which they don’t acknowledge.
My brother now says the 999 and 111 services are now just tick box medical services,
not fit for practice. I think this is going a bit far but I can see his point because
we rang Emergency 999 and didn’t say the right words no ambulance was sent, but when
we rang 111 and said certain magic words, an ambulance dispatched.
We are fortunate that we live near the hospital so the Ambulance Service not turning
up wasn’t fatal for me, but if I’d lived 2 to 3 hours from it in the middle of Lincolnshire
say, who knows. All we want is for their systems to categorise people correctly and
save lives. The 999 and 111 systems unfortunately don’t currently seem to categorise
My brother’s summary of their letter is that Yorkshire Ambulance Service is saying
that they were right to refuse me an ambulance, that my brother was right to take
me to A&E himself as this got me seen and treated quicker than the ambulance service
would have got me there. His conclusion is that, reading between the lines, they
are admitting that their service couldn’t and can’t cope with demand and that it
is not fit for purpose. I don’t think they are admitting this, but I do think that
my experiences show that the categorising of need within the systems can definitely
If we are to take this matter further it would be on this basis, but I doubt that
is something the systems will accept as a reason for taking this further, so we may
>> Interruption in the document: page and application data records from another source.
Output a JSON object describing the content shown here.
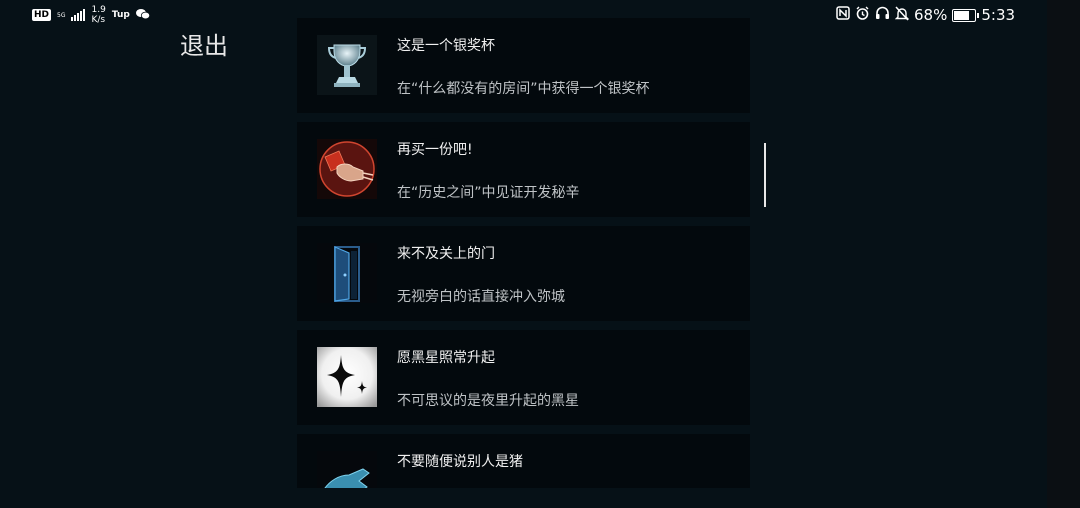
{
  "status_bar": {
    "hd": "HD",
    "network": "5G",
    "speed_value": "1.9",
    "speed_unit": "K/s",
    "app_label": "Tup",
    "battery": "68%",
    "time": "5:33",
    "battery_level": 0.68
  },
  "exit_label": "退出",
  "achievements": [
    {
      "title": "这是一个银奖杯",
      "desc": "在“什么都没有的房间”中获得一个银奖杯",
      "icon": "silver-trophy"
    },
    {
      "title": "再买一份吧!",
      "desc": "在“历史之间”中见证开发秘辛",
      "icon": "fist-with-money"
    },
    {
      "title": "来不及关上的门",
      "desc": "无视旁白的话直接冲入弥城",
      "icon": "open-door"
    },
    {
      "title": "愿黑星照常升起",
      "desc": "不可思议的是夜里升起的黑星",
      "icon": "black-star"
    },
    {
      "title": "不要随便说别人是猪",
      "desc": "",
      "icon": "blue-hand"
    }
  ]
}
just leave it with the unsatisfactory reply we’ve had.
Overall I still appreciate what we do get in this country, even if there can be ‘issues’.
I’m so glad for example that we don’t have to pay for being taken by ambulance. That’s
what totally mind boggles me about the US system.